» Your instructions
Pictures aside, print all of the data below exactly as written.

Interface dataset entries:

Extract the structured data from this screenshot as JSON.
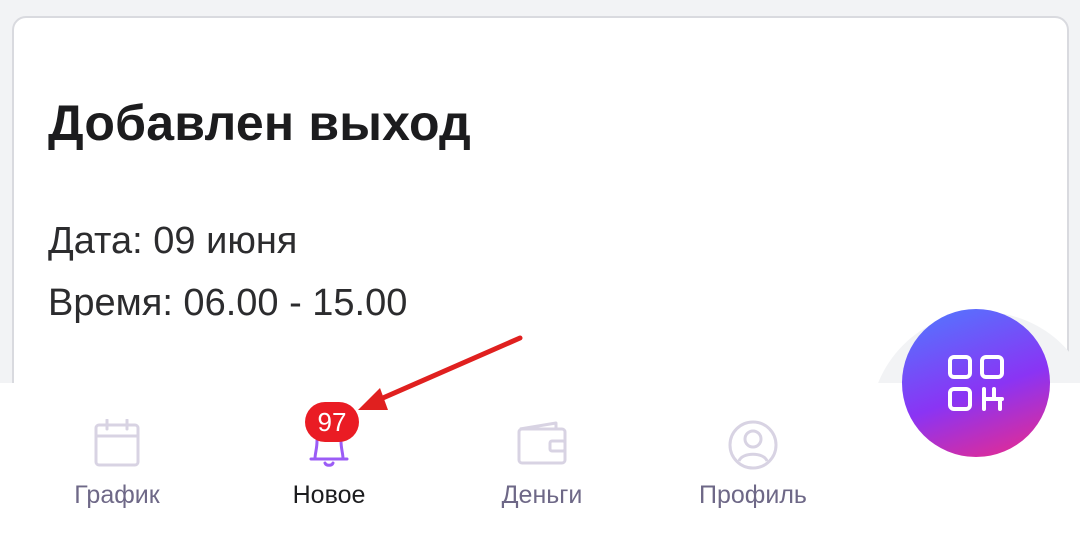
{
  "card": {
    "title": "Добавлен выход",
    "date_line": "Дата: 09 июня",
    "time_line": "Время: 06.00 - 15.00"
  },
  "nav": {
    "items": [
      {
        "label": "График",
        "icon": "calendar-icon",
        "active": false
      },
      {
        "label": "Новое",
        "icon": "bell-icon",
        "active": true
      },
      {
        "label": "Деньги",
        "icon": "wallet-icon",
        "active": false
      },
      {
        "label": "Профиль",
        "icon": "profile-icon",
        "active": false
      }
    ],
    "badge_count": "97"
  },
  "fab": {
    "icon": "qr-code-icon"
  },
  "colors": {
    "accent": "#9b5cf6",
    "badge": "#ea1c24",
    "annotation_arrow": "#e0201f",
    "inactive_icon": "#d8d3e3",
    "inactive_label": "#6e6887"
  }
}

» Response below
Extract the structured data from this screenshot as JSON.
{
  "card": {
    "title": "Добавлен выход",
    "date_line": "Дата: 09 июня",
    "time_line": "Время: 06.00 - 15.00"
  },
  "nav": {
    "items": [
      {
        "label": "График",
        "icon": "calendar-icon",
        "active": false
      },
      {
        "label": "Новое",
        "icon": "bell-icon",
        "active": true
      },
      {
        "label": "Деньги",
        "icon": "wallet-icon",
        "active": false
      },
      {
        "label": "Профиль",
        "icon": "profile-icon",
        "active": false
      }
    ],
    "badge_count": "97"
  },
  "fab": {
    "icon": "qr-code-icon"
  },
  "colors": {
    "accent": "#9b5cf6",
    "badge": "#ea1c24",
    "annotation_arrow": "#e0201f",
    "inactive_icon": "#d8d3e3",
    "inactive_label": "#6e6887"
  }
}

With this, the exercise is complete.